- [Activity]:
Check every line of the material below for the string "Created", and return the ones that have it.

- [Source data]:
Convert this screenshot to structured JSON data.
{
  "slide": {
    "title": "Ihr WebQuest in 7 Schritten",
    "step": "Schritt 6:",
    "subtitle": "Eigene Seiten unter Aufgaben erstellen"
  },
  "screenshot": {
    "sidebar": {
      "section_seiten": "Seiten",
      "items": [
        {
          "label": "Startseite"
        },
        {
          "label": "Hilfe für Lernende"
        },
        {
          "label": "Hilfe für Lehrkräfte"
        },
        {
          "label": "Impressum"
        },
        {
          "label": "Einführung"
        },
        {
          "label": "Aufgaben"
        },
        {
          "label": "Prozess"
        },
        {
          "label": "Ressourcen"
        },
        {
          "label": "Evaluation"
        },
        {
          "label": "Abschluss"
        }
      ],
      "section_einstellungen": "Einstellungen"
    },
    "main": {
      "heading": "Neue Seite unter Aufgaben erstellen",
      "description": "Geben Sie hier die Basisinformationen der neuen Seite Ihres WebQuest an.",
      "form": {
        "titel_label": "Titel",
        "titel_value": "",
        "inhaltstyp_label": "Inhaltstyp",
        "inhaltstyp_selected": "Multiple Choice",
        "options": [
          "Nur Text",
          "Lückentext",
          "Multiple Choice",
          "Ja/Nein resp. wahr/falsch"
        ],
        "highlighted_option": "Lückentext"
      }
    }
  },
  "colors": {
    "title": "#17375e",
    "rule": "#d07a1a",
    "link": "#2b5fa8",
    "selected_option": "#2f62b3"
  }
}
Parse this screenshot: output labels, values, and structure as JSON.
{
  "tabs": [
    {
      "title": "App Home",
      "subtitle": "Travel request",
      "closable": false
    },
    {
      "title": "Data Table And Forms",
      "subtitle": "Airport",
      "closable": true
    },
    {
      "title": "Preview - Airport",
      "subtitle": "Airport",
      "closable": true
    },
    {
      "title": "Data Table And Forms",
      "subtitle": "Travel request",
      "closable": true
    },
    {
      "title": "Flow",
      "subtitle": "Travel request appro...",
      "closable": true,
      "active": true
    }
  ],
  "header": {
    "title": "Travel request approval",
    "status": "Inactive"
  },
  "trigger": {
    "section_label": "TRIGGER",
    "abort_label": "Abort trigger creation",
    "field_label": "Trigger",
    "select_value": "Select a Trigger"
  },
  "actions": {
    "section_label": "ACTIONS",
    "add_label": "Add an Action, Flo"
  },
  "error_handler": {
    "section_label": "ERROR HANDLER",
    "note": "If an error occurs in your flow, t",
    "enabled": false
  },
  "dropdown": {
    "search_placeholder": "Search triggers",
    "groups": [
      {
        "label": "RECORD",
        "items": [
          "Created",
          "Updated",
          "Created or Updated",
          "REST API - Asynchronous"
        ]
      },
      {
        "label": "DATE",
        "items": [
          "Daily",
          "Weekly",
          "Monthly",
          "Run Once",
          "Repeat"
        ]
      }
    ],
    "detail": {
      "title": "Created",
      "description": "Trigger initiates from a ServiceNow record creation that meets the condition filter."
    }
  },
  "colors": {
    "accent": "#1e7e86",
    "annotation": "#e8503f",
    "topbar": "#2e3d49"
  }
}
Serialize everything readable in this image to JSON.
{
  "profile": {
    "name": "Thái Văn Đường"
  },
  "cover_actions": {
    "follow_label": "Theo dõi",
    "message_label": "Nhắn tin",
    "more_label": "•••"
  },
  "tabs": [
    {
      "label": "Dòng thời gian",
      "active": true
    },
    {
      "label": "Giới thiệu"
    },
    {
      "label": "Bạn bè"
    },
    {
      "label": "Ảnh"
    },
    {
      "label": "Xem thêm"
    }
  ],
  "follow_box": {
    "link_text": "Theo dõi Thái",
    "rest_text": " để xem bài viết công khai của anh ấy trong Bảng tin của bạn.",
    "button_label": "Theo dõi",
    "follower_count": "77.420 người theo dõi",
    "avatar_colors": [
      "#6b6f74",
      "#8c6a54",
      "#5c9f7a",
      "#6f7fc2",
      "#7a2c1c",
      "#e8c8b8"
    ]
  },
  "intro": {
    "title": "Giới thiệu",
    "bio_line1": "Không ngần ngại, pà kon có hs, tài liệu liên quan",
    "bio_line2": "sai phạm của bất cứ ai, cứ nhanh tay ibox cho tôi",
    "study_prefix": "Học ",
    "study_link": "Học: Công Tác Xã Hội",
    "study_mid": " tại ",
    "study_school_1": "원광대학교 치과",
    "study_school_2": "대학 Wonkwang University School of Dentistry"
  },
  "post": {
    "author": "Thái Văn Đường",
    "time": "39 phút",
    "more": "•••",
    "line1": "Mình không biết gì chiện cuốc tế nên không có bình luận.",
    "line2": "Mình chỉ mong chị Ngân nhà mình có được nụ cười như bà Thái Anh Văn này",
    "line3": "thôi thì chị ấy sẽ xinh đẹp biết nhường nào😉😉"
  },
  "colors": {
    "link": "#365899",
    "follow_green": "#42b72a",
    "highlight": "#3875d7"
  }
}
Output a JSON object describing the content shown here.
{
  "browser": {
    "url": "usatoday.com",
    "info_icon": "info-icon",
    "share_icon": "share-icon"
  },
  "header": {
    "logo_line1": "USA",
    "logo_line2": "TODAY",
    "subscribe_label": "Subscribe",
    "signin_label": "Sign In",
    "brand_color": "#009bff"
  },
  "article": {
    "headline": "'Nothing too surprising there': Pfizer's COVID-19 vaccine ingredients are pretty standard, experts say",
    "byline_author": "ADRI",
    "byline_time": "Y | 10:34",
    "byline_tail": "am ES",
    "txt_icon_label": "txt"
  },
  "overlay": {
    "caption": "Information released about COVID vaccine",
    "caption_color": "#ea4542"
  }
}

- [Result]:
          "Created",
          "Created or Updated",
      "title": "Created",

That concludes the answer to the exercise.